Enterprising occupations frequently involve starting up and carrying out projects. These occupations can involve leading people and making many decisions. Sometimes they require risk taking and often deal with business.
Artistic occupations frequently involve working with forms, designs and patterns. They often require self-expression and the work can be done without following a clear set of rules.
Social occupations frequently involve working with, communicating with, and teaching people. These occupations often involve helping or providing service to others.
Job requires being reliable, responsible, and dependable, and fulfilling obligations.
Attention to Detail
Job requires being careful about detail and thorough in completing work tasks.
Job requires being pleasant with others on the job and displaying a good-natured, cooperative attitude.
Job requires being honest and ethical.
Job requires maintaining composure, keeping emotions in check, controlling anger, and avoiding aggressive behavior, even in very difficult situations.
Job requires accepting criticism and dealing calmly and effectively with high stress situations.
Job requires persistence in the face of obstacles.
Job requires developing one's own ways of doing things, guiding oneself with little or no supervision, and depending on oneself to get things done.
Job requires a willingness to take on responsibilities and challenges.
Job requires establishing and maintaining personally challenging achievement goals and exerting effort toward mastering tasks.
Occupations that satisfy this work value offer supportive management that stands behind employees. Corresponding needs are Company Policies, Supervision: Human Relations and Supervision: Technical.
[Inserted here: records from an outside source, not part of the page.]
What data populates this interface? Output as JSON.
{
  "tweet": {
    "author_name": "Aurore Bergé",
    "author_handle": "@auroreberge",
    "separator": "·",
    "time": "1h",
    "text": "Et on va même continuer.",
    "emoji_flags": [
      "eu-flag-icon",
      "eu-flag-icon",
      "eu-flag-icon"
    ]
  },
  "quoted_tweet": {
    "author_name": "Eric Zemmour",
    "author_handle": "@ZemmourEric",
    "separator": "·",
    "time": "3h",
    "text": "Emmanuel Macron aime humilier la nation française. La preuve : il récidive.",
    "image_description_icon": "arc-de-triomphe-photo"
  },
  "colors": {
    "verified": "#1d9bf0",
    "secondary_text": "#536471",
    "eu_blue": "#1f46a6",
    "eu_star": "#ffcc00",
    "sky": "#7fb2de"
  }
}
Occupations that satisfy this work value allow employees to provide service to others and work with co-workers in a friendly non-competitive environment. Corresponding needs are Co-workers, Moral Values and Social Service.
Occupations that satisfy this work value offer job security and good working conditions. Corresponding needs are Activity, Compensation, Independence, Security, Variety and Working Conditions.
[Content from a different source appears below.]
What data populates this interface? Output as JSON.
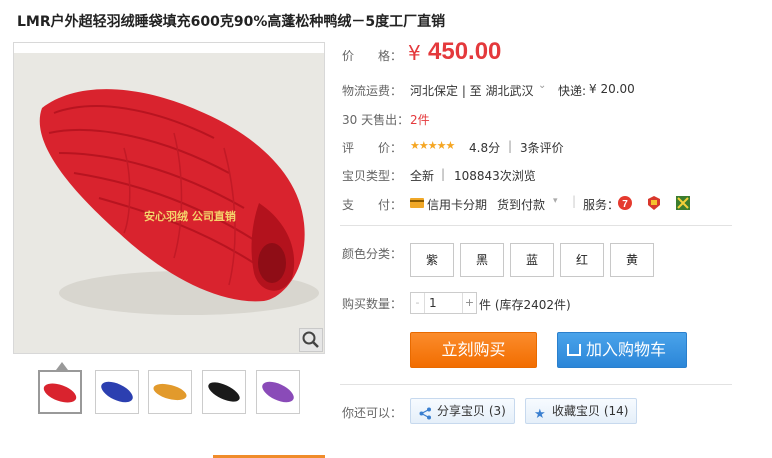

Occupations that satisfy this work value are results oriented and allow employees to use their strongest abilities, giving them a feeling of accomplishment. Corresponding needs are Ability Utilization and Achievement.
Occupations that satisfy this work value allow employees to work on their own and make decisions. Corresponding needs are Creativity, Responsibility and Autonomy.
Occupations that satisfy this work value offer advancement, potential for leadership, and are often considered prestigious. Corresponding needs are Advancement, Authority, Recognition and Social Status.